** How to complete this task **
Below are some records; copy each line in them that contains "Profile".

App and web page records
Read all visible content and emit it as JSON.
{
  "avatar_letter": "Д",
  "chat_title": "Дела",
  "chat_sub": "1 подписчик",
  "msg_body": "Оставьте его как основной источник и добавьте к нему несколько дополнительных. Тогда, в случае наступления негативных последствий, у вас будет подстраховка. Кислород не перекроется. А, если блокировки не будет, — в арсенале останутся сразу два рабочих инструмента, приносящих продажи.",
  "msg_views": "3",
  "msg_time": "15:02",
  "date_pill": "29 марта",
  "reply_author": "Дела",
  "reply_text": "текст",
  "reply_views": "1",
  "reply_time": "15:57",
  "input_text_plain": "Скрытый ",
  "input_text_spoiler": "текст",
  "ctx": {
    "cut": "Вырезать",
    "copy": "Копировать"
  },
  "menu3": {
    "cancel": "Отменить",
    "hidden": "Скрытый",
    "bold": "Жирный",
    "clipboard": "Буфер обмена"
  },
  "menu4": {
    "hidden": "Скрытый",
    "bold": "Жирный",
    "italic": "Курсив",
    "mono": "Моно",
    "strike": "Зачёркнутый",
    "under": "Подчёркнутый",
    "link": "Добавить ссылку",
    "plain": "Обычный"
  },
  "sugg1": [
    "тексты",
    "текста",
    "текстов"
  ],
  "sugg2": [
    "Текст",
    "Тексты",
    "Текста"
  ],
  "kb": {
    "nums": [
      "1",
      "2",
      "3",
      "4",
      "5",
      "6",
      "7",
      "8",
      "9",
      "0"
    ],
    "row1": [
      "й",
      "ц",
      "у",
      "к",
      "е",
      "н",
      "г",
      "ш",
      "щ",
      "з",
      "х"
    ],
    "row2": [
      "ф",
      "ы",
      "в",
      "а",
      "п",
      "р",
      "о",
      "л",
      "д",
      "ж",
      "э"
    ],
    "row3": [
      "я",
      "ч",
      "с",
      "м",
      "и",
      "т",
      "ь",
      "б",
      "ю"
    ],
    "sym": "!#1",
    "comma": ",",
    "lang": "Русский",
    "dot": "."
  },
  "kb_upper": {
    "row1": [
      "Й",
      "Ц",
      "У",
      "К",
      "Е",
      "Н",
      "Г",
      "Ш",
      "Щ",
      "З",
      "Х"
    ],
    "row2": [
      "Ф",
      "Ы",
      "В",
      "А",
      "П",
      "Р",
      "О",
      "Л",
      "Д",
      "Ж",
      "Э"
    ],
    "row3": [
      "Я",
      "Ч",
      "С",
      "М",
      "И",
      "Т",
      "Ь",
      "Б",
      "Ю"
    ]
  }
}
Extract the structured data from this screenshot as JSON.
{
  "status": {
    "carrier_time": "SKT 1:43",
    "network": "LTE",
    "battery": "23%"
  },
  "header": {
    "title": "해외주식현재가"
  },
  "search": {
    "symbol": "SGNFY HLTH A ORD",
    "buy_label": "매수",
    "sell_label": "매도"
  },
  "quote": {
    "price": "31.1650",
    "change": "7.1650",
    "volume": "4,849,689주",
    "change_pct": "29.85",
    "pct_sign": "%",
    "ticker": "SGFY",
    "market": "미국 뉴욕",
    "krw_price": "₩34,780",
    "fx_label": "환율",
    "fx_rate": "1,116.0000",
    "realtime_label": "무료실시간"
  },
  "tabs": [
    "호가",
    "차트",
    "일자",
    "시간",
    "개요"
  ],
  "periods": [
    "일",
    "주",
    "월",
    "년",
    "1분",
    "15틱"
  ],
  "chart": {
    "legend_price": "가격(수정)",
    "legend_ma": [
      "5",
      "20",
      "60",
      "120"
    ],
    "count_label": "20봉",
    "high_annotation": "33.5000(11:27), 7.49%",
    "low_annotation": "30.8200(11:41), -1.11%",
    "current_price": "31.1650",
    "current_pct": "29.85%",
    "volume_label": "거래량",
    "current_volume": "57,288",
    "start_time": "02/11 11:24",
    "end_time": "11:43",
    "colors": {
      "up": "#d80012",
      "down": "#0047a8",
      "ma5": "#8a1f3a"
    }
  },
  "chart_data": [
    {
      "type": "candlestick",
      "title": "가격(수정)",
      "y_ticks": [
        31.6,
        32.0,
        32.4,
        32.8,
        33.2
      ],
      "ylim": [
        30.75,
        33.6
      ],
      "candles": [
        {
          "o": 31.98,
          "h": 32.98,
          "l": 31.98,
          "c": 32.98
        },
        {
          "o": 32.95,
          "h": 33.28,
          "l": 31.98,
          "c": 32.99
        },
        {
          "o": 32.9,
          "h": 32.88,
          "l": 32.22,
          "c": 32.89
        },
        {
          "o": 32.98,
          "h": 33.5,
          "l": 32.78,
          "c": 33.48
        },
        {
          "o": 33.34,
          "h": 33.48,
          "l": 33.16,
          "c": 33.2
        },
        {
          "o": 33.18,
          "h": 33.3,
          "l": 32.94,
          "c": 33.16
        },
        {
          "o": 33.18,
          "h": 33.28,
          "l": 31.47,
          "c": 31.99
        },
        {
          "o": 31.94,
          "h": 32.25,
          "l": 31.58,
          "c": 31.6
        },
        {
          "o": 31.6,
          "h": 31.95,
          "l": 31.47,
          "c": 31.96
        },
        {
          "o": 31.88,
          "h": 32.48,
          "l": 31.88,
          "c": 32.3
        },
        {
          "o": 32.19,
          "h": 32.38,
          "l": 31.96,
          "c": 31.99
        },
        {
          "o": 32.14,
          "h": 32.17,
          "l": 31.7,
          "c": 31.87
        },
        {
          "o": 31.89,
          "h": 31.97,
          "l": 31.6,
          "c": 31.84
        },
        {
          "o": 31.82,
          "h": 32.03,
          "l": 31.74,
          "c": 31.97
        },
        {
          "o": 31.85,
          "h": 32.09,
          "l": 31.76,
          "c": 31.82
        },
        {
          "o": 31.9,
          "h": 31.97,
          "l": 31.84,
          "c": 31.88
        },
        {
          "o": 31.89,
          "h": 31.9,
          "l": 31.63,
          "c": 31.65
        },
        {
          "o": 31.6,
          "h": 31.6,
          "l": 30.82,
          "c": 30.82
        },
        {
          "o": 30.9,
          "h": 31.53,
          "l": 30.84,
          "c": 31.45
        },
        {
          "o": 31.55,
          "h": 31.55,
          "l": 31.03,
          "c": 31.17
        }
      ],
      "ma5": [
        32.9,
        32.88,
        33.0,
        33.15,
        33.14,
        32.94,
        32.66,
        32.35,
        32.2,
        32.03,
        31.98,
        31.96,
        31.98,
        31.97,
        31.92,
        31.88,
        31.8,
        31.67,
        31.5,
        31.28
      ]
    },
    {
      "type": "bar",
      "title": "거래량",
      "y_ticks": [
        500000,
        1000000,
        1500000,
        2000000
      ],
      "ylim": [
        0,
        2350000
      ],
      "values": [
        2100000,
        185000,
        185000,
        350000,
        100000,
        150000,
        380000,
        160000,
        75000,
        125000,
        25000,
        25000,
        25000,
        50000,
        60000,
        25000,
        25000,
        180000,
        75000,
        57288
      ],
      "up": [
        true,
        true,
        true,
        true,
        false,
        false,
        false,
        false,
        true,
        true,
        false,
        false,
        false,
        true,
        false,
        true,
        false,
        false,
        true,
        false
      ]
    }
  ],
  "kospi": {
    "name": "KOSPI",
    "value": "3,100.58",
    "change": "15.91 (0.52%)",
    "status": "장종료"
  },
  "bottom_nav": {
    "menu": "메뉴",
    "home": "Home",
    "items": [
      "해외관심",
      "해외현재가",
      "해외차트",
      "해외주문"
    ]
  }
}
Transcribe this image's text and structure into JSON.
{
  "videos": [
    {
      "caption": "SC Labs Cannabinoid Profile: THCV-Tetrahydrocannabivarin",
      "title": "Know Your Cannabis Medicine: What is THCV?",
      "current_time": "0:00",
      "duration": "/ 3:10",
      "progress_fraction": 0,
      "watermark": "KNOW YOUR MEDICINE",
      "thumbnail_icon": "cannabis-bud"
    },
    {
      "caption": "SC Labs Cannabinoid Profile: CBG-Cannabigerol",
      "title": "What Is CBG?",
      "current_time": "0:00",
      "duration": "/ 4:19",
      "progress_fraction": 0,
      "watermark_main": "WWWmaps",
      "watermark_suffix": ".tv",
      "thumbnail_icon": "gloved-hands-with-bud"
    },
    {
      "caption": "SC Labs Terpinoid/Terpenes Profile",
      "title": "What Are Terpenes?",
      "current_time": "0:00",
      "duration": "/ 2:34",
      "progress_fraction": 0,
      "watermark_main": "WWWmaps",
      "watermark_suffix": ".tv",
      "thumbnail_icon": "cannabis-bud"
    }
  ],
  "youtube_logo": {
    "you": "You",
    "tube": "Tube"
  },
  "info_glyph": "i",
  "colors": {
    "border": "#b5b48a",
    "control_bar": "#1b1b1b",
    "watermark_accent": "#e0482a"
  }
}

** Written response **
      "caption": "SC Labs Cannabinoid Profile: THCV-Tetrahydrocannabivarin",
      "caption": "SC Labs Cannabinoid Profile: CBG-Cannabigerol",
      "caption": "SC Labs Terpinoid/Terpenes Profile",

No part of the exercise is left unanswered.